Web page and app entries

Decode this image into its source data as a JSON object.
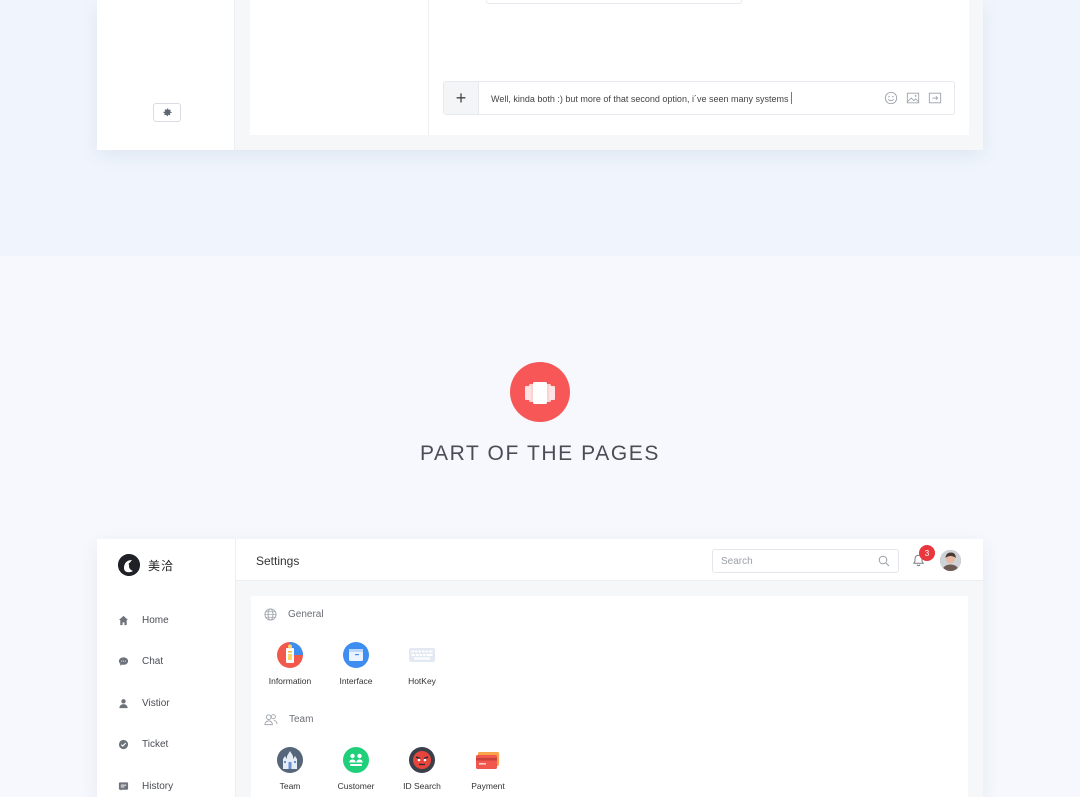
{
  "chat": {
    "composer_text": "Well, kinda both :) but more of that second option, i´ve seen many systems",
    "plus_label": "+"
  },
  "section": {
    "title": "PART OF THE PAGES",
    "accent_color": "#f75757"
  },
  "app": {
    "logo_text": "美洽",
    "nav": [
      {
        "label": "Home",
        "icon": "home-icon"
      },
      {
        "label": "Chat",
        "icon": "chat-bubble-icon"
      },
      {
        "label": "Vistior",
        "icon": "user-icon"
      },
      {
        "label": "Ticket",
        "icon": "check-circle-icon"
      },
      {
        "label": "History",
        "icon": "history-icon"
      }
    ],
    "header": {
      "title": "Settings",
      "search_placeholder": "Search",
      "notification_count": "3"
    },
    "groups": [
      {
        "title": "General",
        "icon": "globe-icon",
        "items": [
          {
            "label": "Information"
          },
          {
            "label": "Interface"
          },
          {
            "label": "HotKey"
          }
        ]
      },
      {
        "title": "Team",
        "icon": "team-icon",
        "items": [
          {
            "label": "Team"
          },
          {
            "label": "Customer"
          },
          {
            "label": "ID Search"
          },
          {
            "label": "Payment"
          }
        ]
      }
    ]
  }
}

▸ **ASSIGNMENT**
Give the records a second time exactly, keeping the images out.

▸ **TASK ANSWER**
Decode this image into its source data as a JSON object.
{
  "chat": {
    "composer_text": "Well, kinda both :) but more of that second option, i´ve seen many systems",
    "plus_label": "+"
  },
  "section": {
    "title": "PART OF THE PAGES",
    "accent_color": "#f75757"
  },
  "app": {
    "logo_text": "美洽",
    "nav": [
      {
        "label": "Home",
        "icon": "home-icon"
      },
      {
        "label": "Chat",
        "icon": "chat-bubble-icon"
      },
      {
        "label": "Vistior",
        "icon": "user-icon"
      },
      {
        "label": "Ticket",
        "icon": "check-circle-icon"
      },
      {
        "label": "History",
        "icon": "history-icon"
      }
    ],
    "header": {
      "title": "Settings",
      "search_placeholder": "Search",
      "notification_count": "3"
    },
    "groups": [
      {
        "title": "General",
        "icon": "globe-icon",
        "items": [
          {
            "label": "Information"
          },
          {
            "label": "Interface"
          },
          {
            "label": "HotKey"
          }
        ]
      },
      {
        "title": "Team",
        "icon": "team-icon",
        "items": [
          {
            "label": "Team"
          },
          {
            "label": "Customer"
          },
          {
            "label": "ID Search"
          },
          {
            "label": "Payment"
          }
        ]
      }
    ]
  }
}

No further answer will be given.